By the way, it’s not possible to naturally overdose. If the body has enough, it stops producing. This means that the only way to get too much vitamin D is when excessive dietary supplements are ingested carelessly and not the right way.

There are phases when it is all the more important to "soak up" the sun. It provides warmth, vitamin D and optimism. Use it.
There are phases when it is all the more important to "soak up" the sun. It provides warmth, vitamin D and optimism. Use it.

So, what makes vitamin D so special compared to other vitamins? Two things: Similar to all other vitamins, we can get vitamin D through our diet (exogenously) in order to process and use it in the body. At the same time, it is also a hormone that our bodies can produce (endogenously). In order for the body to self-produce vitamin D, it is mainly dependent on the sun. When the skin is exposed to the sun’s UVB rays, a change process is set in motion. First, a cholesterol derivative (7-dehydrocholesterol) is converted to previtamin D3 (cholecalciferol) which is then converted to the skin to active vitamin D3 (calcitriol) leading to further processes in the body.

The body’s synthesis of vitamin D from the sun is possible if our body is able to synthesize it and if we spend enough time outdoors. This accounts for 80-90% of our daily needs, while only 10-20% can be absorbed through our diet. The vitamin D forms we ingest through our diet are divided into D2 (Ergocalciferol) and D3 (Cholecalciferol). We find D2 in plant sources and D3 in animal sources. As we have seen from the percentages, it’s not that easy to get enough vitamin D with your meals. Very few foods have a significant amount of the “sun vitamin” for us to get enough.

The foods with the highest content of vitamin D include cod liver oil and high-fat fish, such as salmon, tuna, mackerel, and herring. It is also possible to ingest vitamin D via some meat organs, mushrooms, eggs and milk products. However, the doses are very low. Dr. Erin D. Michos, assistant professor of medicine at the John Hopkins Clinic Cardiology Department, has published a nicely calculated example.

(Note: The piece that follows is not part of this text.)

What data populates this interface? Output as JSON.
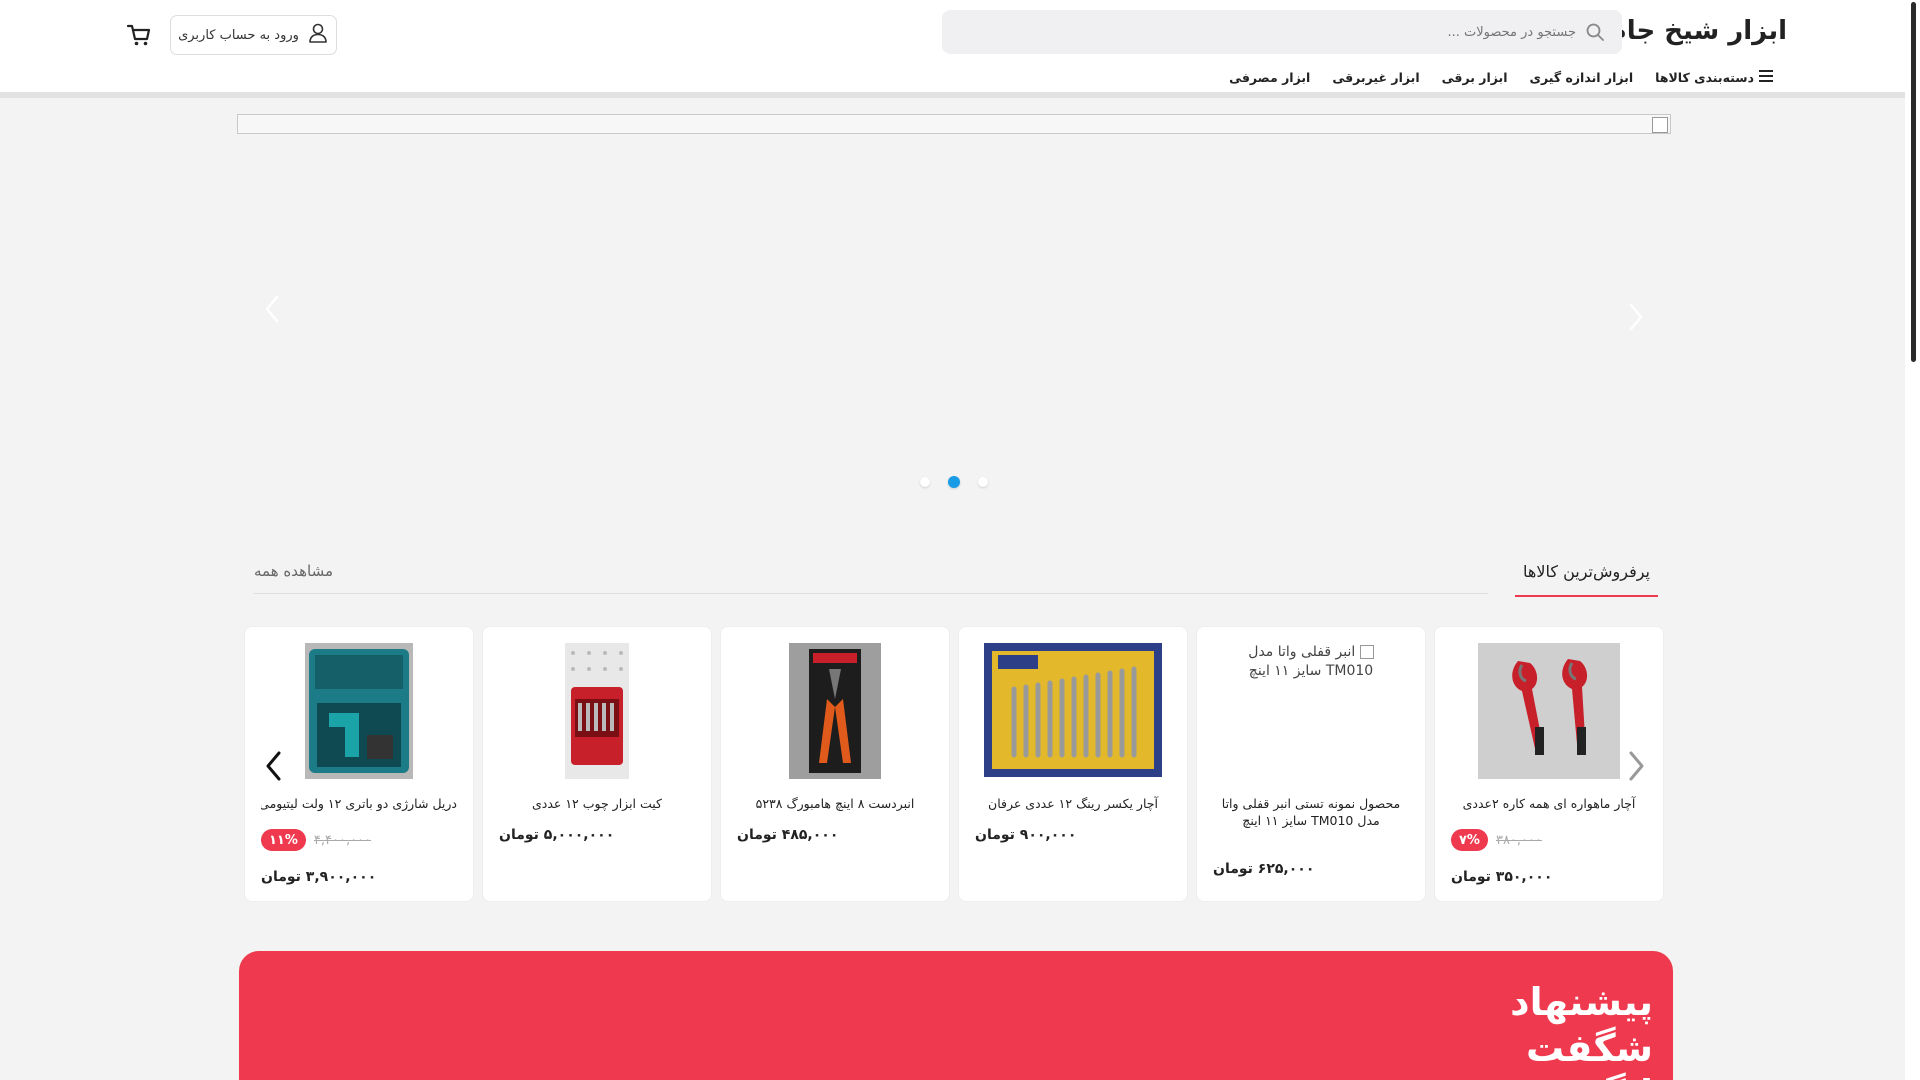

It assumes that your body can produce approximately 3,000-5,000 IU vitamin D with a 10-minute sunbath in the summer. To get this amount from food, you would need to drink about 30 glasses of milk. A pretty impossible venture. The sun makes the needed dosage a reality and remains our most important supplier.

SPF + UVA Protection + Optimized Vitamin D Production

There is a big challenge for researchers and developers at BASF because the range of effects leading to a sunburn is similar to what triggers the formation of vitamin D. “Similar” is the magic word in this situation. Choosing the right combination of UV absorbers makes it possible to manufacture sunscreens that can let effective radiation for vitamin D production still permeate the skin. Their goal is, “to have as much erythema protection as needed and as little absorption of provitamin D effective radiation as possible.”

Manufacturers of sun protection products can guarantee this with products that contain a balanced combination of UVA and UVB protection, instead of only aiming for UVB protection. An equally balanced broadband spectrum avoids erythema while optimizing the possibility of forming vitamin D. This is a good option, especially for daycare products with higher UV protection.

Vitamin D remains an exciting topic. There are ongoing large studies that want to prove what this sun hormone can or cannot do. Further evaluations and tests are planned. There is great hope that some of the assumptions made will be true. Until we know for sure, let’s enjoy the sun and let it lift our mood. Sun is fun. We know for sure this won’t change in the future.


also called “English illness”, is a skeletal disorder that's caused by a lack of vitamin D. People with rickets may have weak and soft bones, stunted growth, and, in severe cases, skeletal deformities.